Take the story of Ray Lamar, who, when hospitalised with Covid, specifically requested he not receive certain treatments. He even wrote on his inner forearm, “no vent. (ventilator) no Remdesivir”. So what did his “carers” do? They gave him Remdesivir, without informing him of dangers, without receiving his consent. He later died.
Then, there is Christine Johnson. Christine’s daughter was a nurse, so she was aware of Remdesivir’s questionable benefit-to-risk ratio and the detrimental impact it could have on her kidneys. She also said she didn’t want the drug. So hospital staff gave it to her while she slept. She also died.
These stories go on and on.
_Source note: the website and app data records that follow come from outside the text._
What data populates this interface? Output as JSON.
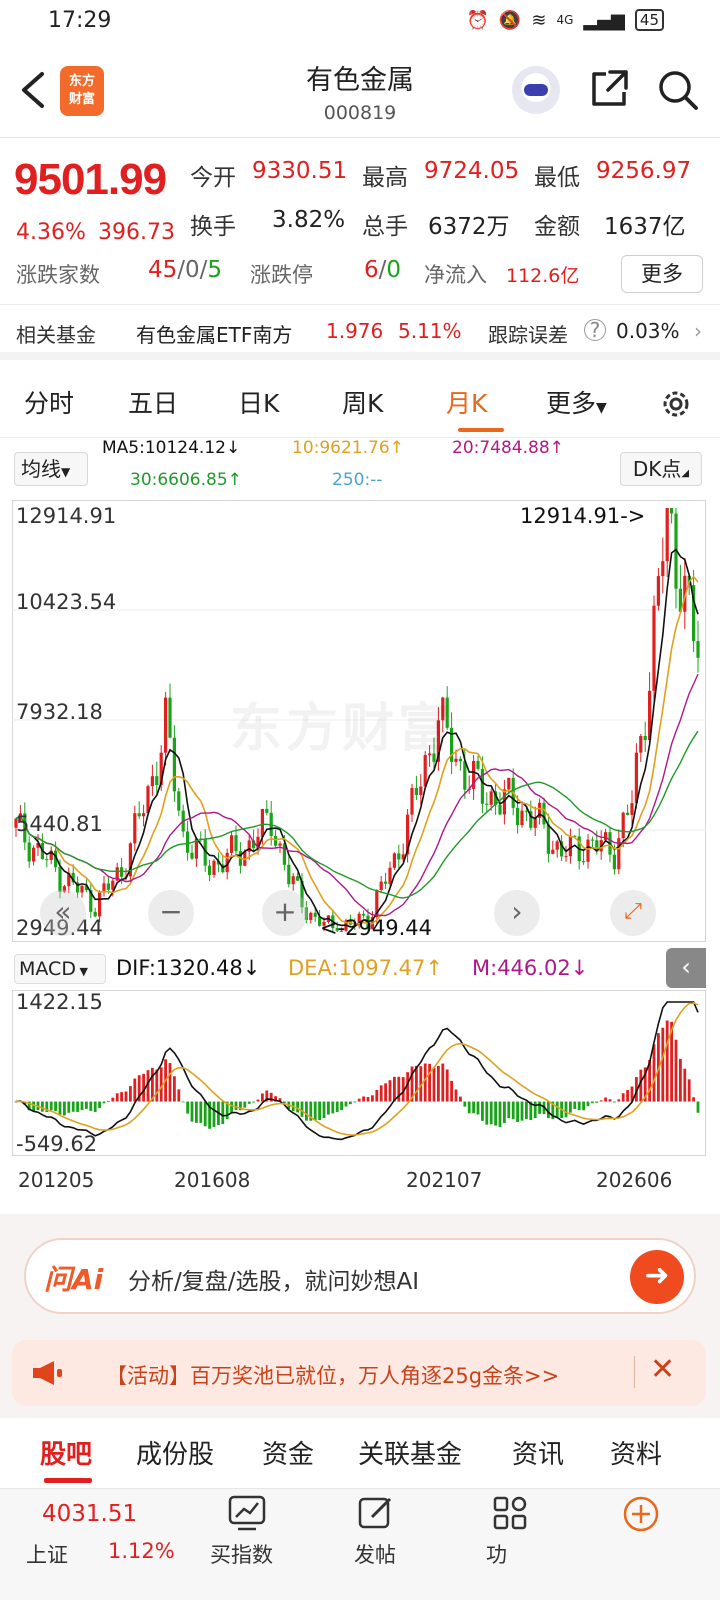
{
  "status_bar": {
    "time": "17:29",
    "network": "4G",
    "battery": "45"
  },
  "header": {
    "logo_line1": "东方",
    "logo_line2": "财富",
    "title": "有色金属",
    "code": "000819"
  },
  "quote": {
    "price": "9501.99",
    "change_pct": "4.36%",
    "change": "396.73",
    "open_label": "今开",
    "open": "9330.51",
    "high_label": "最高",
    "high": "9724.05",
    "low_label": "最低",
    "low": "9256.97",
    "turnover_label": "换手",
    "turnover": "3.82%",
    "volume_label": "总手",
    "volume": "6372万",
    "amount_label": "金额",
    "amount": "1637亿",
    "breadth_label": "涨跌家数",
    "breadth_up": "45",
    "breadth_flat": "0",
    "breadth_down": "5",
    "limit_label": "涨跌停",
    "limit_up": "6",
    "limit_down": "0",
    "netflow_label": "净流入",
    "netflow": "112.6亿",
    "more_button": "更多"
  },
  "fund_band": {
    "label": "相关基金",
    "fund_name": "有色金属ETF南方",
    "fund_price": "1.976",
    "fund_pct": "5.11%",
    "tracking_label": "跟踪误差",
    "tracking_value": "0.03%",
    "chevron": "›"
  },
  "period_tabs": [
    "分时",
    "五日",
    "日K",
    "周K",
    "月K",
    "更多"
  ],
  "ma": {
    "selector": "均线",
    "ma5": "MA5:10124.12↓",
    "ma10": "10:9621.76↑",
    "ma20": "20:7484.88↑",
    "ma30": "30:6606.85↑",
    "ma250": "250:--",
    "dk_button": "DK点"
  },
  "colors": {
    "up": "#e02020",
    "down": "#19a319",
    "ma5": "#111111",
    "ma10": "#e0a020",
    "ma20": "#b0188a",
    "ma30": "#1f9a2a",
    "accent": "#e8681c"
  },
  "kline": {
    "y_labels": [
      "12914.91",
      "10423.54",
      "7932.18",
      "5440.81",
      "2949.44"
    ],
    "max_marker": "12914.91->",
    "min_marker": "<-2949.44",
    "watermark": "东方财富"
  },
  "macd": {
    "selector": "MACD",
    "dif": "DIF:1320.48↓",
    "dea": "DEA:1097.47↑",
    "m": "M:446.02↓",
    "y_top": "1422.15",
    "y_bottom": "-549.62",
    "x_labels": [
      "201205",
      "201608",
      "202107",
      "202606"
    ]
  },
  "ai_bar": {
    "logo": "问Ai",
    "text": "分析/复盘/选股，就问妙想AI"
  },
  "promo": {
    "text": "【活动】百万奖池已就位，万人角逐25g金条>>"
  },
  "bottom_tabs": [
    "股吧",
    "成份股",
    "资金",
    "关联基金",
    "资讯",
    "资料"
  ],
  "footer": {
    "index_value": "4031.51",
    "index_name": "上证",
    "index_pct": "1.12%",
    "items": [
      "买指数",
      "发帖",
      "功"
    ]
  }
}
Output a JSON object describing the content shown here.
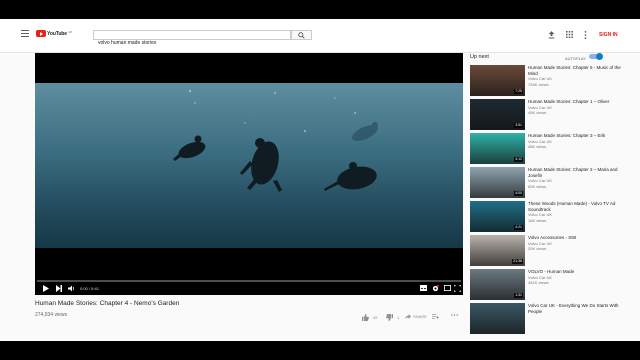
{
  "masthead": {
    "logo_text": "YouTube",
    "logo_region": "GB",
    "search_value": "volvo human made stories",
    "signin_label": "SIGN IN",
    "icons": [
      "menu-icon",
      "search-icon",
      "upload-icon",
      "apps-icon",
      "more-vert-icon"
    ]
  },
  "player": {
    "time_current": "0:00",
    "time_total": "5:41",
    "progress_fraction": 0.0
  },
  "video": {
    "title": "Human Made Stories: Chapter 4 - Nemo's Garden",
    "views": "274,934 views",
    "likes": "42",
    "dislikes": "1",
    "share_label": "SHARE"
  },
  "sidebar": {
    "up_next_label": "Up next",
    "autoplay_label": "AUTOPLAY",
    "autoplay_on": true,
    "items": [
      {
        "title": "Human Made Stories: Chapter 5 - Music of the Mind",
        "channel": "Volvo Car UK",
        "views": "754K views",
        "duration": "7:25",
        "color": "#6b4a3a"
      },
      {
        "title": "Human Made Stories: Chapter 1 – Oliver",
        "channel": "Volvo Car UK",
        "views": "45K views",
        "duration": "3:51",
        "color": "#1e2a33"
      },
      {
        "title": "Human Made Stories: Chapter 3 – Erik",
        "channel": "Volvo Car UK",
        "views": "48K views",
        "duration": "4:12",
        "color": "#2fb3a8"
      },
      {
        "title": "Human Made Stories: Chapter 2 – Maria and Josefin",
        "channel": "Volvo Car UK",
        "views": "60K views",
        "duration": "4:00",
        "color": "#8fa4b0"
      },
      {
        "title": "These Woods (Human Made) - Volvo TV Ad Soundtrack",
        "channel": "Volvo Car UK",
        "views": "16K views",
        "duration": "4:21",
        "color": "#1f6f86"
      },
      {
        "title": "Volvo Accessories - S90",
        "channel": "Volvo Car UK",
        "views": "20K views",
        "duration": "21:36",
        "color": "#b9b3ab"
      },
      {
        "title": "VOLVO - Human Made",
        "channel": "Volvo Car UK",
        "views": "461K views",
        "duration": "1:31",
        "color": "#6c7a82"
      },
      {
        "title": "Volvo Car UK - Everything We Do Starts With People",
        "channel": "",
        "views": "",
        "duration": "",
        "color": "#3a5866"
      }
    ]
  }
}
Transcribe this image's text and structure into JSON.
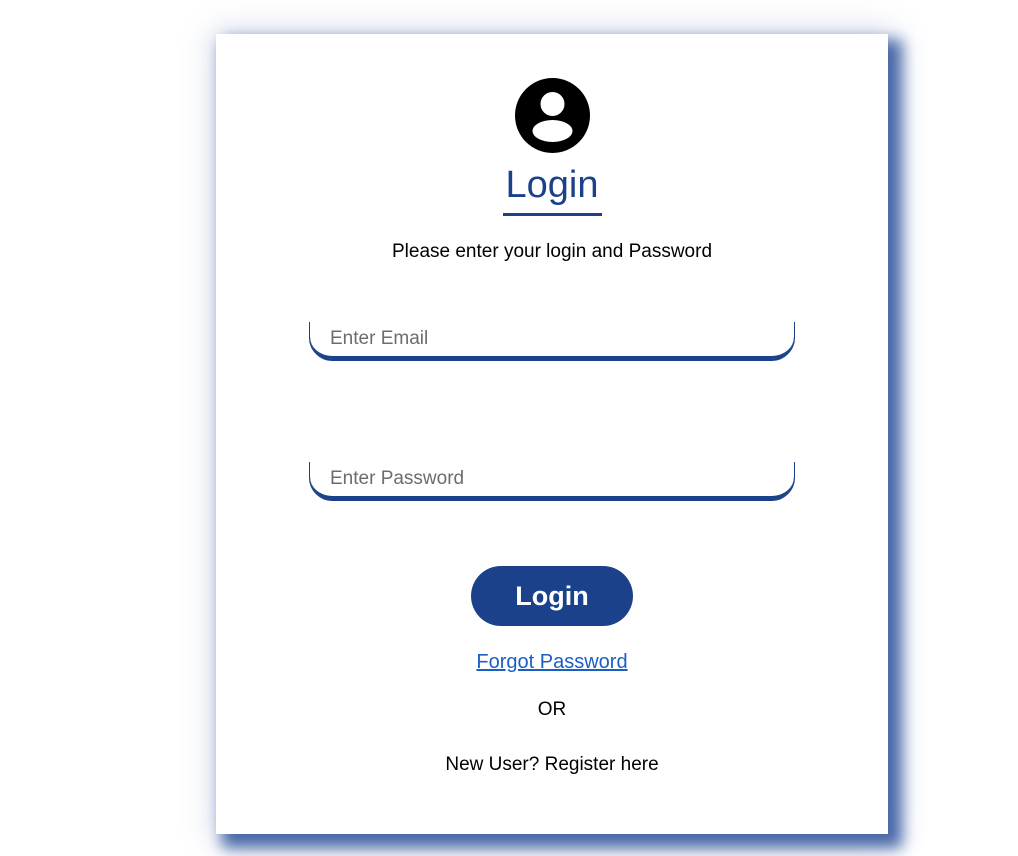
{
  "login_form": {
    "title": "Login",
    "subtitle": "Please enter your login and Password",
    "email_placeholder": "Enter Email",
    "password_placeholder": "Enter Password",
    "submit_label": "Login",
    "forgot_password_label": "Forgot Password",
    "or_label": "OR",
    "register_label": "New User? Register here",
    "icon": "user-circle-icon"
  },
  "colors": {
    "brand": "#1a4189",
    "link": "#1a5fc7",
    "background": "#ffffff",
    "shadow": "#4a68a8"
  }
}
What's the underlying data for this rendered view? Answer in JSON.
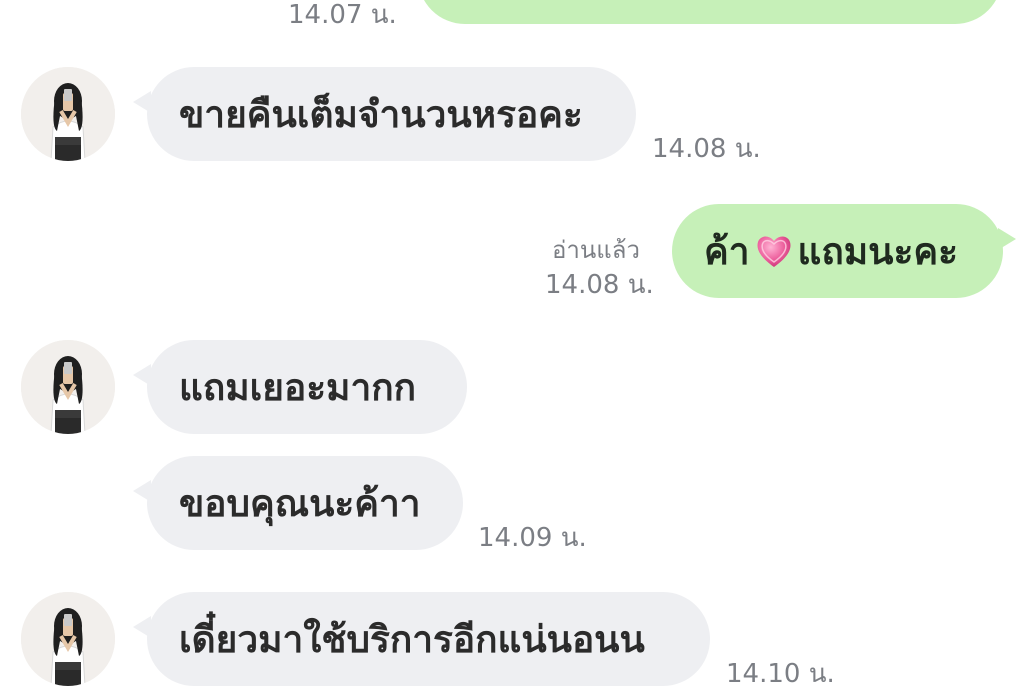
{
  "messages": [
    {
      "text": "",
      "time": "14.07 น.",
      "read": ""
    },
    {
      "text": "ขายคืนเต็มจำนวนหรอคะ",
      "time": "14.08 น.",
      "read": ""
    },
    {
      "text_before": "ค้า",
      "emoji": "heart-icon",
      "text_after": "แถมนะคะ",
      "time": "14.08 น.",
      "read": "อ่านแล้ว"
    },
    {
      "text": "แถมเยอะมากก",
      "time": "",
      "read": ""
    },
    {
      "text": "ขอบคุณนะค้าา",
      "time": "14.09 น.",
      "read": ""
    },
    {
      "text": "เดี๋ยวมาใช้บริการอีกแน่นอนน",
      "time": "14.10 น.",
      "read": ""
    }
  ],
  "colors": {
    "incoming_bubble": "#eeeff2",
    "outgoing_bubble": "#c6f0b8",
    "meta_text": "#7b7e84",
    "heart": "#e8508f"
  }
}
Why did hospitals treat patients in this way? Well, again, as Stellar explains, it is because, whether by policy or practice, external forces adulterated the structure of the system. For Ray and Christine, it was the 2020 Coronavirus Aid, Relief, and Economic Security Act (CARES) and the Public Readiness and Emergency Preparedeness Act (PREP). One financially incentivised the use of dangerous treatments while the other legally shielded hospitals that administered them. For Maya, it was the empowerment of Dr Sally Smith and the dilution of the definition of “child abuse”.
The court proceedings for the Kowalski’s were not straightforward. There were various lengthy delays, and they wondered if they would ever see justice. To give you an idea of how vicious the hospital’s lawyers were, when Maya missed just one hearing, they combed through her social media and presented photos to the jury of her attending her homecoming. This, they argued, was proof that Maya could live a “normal teenager’s life”. Talk about vipers.
However, thanks to Beata’s meticulous note-taking of events without which the family’s lawyer said prosecution would have not been possible, the Kowlaski family successfully sued the hospital on multiple claims of false imprisonment, battery, intentional infliction of emotional distress, medical negligence, negligent infliction of emotional distress, negligent training of doctors and healthcare providers, and fraud.
There are numerous parallels we could draw from Maya’s story and 2020 Covid treatment victims but if there is one overarching precedent set, it is how the mutated structure of the medical complex has facilitated anti-healthcare. And it is one that could help dozens upon dozens of Covid treatment victims currently fighting their battles in court as well as other victims of the misdiagnosis of medical child abuse.
Perhaps the saddest realisation after researching this case is that had Beata not taken her own life, it is unlikely we would have heard about Maya’s ordeal. May she rest in peace.
If you like The Stark Naked Brief and want to see more - including past investigations, reports, and research - paid subscriptions work out to about £3 per month. With your help, I’m moving closer to achieving my goal of becoming a full-time citizen journalist. Your support is invaluable in making this happen.